Available data: Begin
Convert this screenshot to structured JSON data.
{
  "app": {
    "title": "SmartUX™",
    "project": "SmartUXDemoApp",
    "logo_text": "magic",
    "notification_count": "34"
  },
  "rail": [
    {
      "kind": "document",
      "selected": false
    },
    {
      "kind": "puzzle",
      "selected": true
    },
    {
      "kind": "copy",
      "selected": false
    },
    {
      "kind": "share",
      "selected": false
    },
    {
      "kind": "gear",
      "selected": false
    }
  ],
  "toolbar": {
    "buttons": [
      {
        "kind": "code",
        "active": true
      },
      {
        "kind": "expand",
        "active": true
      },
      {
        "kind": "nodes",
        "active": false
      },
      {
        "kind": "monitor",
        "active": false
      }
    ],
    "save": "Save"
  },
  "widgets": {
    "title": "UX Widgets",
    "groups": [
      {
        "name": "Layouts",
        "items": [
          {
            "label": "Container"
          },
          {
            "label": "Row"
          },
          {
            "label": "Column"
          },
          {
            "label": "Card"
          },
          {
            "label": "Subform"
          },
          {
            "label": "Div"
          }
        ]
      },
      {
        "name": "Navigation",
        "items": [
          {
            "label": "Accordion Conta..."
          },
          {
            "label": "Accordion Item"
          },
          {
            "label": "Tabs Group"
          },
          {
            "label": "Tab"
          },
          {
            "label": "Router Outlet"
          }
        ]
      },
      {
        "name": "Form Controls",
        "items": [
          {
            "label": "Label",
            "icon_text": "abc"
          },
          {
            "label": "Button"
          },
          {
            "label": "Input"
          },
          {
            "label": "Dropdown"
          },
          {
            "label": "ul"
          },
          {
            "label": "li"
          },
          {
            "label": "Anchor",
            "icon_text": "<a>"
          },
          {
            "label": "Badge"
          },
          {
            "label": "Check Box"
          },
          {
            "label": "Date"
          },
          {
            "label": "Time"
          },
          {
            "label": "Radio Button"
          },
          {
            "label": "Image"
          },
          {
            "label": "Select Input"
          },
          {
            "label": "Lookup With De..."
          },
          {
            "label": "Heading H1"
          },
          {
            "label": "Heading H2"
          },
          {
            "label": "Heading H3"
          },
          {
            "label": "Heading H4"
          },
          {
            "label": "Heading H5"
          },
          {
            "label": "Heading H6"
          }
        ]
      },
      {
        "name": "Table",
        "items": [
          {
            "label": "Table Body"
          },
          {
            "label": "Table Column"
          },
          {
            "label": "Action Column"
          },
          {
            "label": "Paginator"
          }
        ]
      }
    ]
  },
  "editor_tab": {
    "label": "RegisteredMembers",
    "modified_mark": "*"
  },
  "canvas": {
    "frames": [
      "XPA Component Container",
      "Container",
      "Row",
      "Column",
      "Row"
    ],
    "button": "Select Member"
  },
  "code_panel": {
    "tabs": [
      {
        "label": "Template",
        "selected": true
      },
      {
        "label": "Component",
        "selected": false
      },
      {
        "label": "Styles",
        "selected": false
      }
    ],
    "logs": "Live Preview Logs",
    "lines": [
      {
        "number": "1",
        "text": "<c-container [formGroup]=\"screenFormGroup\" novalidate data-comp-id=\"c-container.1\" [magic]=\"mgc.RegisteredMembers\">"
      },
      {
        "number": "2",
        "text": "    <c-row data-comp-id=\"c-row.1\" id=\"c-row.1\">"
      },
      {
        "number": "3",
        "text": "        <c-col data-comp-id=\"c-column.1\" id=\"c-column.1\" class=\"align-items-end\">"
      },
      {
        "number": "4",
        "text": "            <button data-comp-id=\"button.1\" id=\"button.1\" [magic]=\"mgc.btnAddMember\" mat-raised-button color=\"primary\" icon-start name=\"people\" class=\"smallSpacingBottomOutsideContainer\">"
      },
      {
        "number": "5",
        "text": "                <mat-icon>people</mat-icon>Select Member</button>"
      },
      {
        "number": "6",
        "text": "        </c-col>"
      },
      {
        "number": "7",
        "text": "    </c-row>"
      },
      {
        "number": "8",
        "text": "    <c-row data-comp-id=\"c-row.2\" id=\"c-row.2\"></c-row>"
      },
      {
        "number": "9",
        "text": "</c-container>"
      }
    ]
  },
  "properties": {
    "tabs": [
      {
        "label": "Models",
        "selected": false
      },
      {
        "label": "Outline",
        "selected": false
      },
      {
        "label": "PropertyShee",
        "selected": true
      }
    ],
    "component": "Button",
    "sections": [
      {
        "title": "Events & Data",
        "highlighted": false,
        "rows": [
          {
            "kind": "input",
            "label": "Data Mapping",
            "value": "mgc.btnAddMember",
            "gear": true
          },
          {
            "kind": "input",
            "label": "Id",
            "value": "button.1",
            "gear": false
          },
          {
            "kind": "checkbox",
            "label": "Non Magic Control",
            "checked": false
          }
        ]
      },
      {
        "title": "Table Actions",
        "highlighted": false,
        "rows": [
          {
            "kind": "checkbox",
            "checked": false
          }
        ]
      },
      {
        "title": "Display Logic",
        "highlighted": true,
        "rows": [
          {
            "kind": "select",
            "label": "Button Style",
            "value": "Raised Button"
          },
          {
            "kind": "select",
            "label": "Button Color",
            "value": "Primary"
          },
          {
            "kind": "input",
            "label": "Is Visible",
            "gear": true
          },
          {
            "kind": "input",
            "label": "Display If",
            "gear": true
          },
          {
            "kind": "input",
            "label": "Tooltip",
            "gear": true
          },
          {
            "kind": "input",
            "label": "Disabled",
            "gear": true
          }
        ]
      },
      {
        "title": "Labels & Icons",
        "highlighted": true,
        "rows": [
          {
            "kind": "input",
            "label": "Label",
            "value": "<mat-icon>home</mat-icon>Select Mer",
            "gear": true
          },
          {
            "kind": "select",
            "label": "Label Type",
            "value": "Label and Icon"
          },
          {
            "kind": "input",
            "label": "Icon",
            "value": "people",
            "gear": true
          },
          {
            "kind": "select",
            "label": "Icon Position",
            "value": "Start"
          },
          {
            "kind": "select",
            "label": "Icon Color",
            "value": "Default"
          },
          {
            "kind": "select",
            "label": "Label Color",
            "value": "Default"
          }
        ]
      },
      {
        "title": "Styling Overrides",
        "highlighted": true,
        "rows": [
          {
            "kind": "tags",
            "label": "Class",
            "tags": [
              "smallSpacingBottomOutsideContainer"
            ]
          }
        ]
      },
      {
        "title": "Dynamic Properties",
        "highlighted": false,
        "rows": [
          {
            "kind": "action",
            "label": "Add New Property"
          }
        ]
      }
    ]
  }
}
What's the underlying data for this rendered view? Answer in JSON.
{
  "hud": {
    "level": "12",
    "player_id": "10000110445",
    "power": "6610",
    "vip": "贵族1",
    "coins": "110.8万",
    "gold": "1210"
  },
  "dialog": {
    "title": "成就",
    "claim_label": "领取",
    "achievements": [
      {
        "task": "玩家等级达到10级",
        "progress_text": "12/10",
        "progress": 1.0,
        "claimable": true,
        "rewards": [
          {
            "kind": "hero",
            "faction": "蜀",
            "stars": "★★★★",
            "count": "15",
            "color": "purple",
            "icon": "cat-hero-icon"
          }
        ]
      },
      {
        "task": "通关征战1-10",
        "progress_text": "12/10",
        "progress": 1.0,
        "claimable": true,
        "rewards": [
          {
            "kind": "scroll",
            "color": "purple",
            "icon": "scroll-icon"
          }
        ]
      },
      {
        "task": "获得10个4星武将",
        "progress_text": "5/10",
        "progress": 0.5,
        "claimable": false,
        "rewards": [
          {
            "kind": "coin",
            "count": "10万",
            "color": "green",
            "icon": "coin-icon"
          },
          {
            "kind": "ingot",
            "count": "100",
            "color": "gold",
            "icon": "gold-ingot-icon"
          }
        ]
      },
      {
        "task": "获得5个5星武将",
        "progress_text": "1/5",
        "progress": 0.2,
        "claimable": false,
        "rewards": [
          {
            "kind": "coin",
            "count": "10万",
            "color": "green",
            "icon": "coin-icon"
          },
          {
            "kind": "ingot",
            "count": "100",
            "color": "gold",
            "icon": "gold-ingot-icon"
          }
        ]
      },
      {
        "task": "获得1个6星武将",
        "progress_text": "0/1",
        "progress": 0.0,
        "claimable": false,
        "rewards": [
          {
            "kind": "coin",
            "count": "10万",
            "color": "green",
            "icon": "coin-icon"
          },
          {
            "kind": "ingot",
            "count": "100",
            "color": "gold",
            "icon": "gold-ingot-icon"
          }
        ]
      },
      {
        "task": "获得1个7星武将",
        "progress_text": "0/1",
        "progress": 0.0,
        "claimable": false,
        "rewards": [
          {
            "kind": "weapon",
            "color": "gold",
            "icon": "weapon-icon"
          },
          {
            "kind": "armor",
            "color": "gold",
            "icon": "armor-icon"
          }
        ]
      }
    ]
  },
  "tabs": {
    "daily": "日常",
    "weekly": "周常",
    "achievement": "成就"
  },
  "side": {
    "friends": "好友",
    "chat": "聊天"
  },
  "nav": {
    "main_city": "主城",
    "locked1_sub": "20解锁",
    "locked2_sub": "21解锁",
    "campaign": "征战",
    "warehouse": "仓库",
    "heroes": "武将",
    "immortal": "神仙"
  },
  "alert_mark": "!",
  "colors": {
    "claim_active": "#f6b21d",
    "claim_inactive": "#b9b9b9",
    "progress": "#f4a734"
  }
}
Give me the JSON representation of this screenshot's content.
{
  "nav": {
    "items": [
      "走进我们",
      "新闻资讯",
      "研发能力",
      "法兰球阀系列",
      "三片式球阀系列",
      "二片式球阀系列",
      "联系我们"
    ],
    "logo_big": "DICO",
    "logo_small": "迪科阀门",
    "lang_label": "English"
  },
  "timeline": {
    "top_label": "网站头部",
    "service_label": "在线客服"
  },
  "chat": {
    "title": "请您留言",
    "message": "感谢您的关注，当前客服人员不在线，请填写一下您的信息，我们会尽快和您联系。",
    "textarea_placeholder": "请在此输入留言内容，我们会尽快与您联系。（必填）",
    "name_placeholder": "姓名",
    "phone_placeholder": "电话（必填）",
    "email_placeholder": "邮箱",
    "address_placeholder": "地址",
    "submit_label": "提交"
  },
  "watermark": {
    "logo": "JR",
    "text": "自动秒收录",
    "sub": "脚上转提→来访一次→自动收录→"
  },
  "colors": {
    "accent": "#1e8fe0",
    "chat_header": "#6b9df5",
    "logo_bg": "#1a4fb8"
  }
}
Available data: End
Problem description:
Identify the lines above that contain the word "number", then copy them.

Result for this exercise:
        "number": "1",
        "number": "2",
        "number": "3",
        "number": "4",
        "number": "5",
        "number": "6",
        "number": "7",
        "number": "8",
        "number": "9",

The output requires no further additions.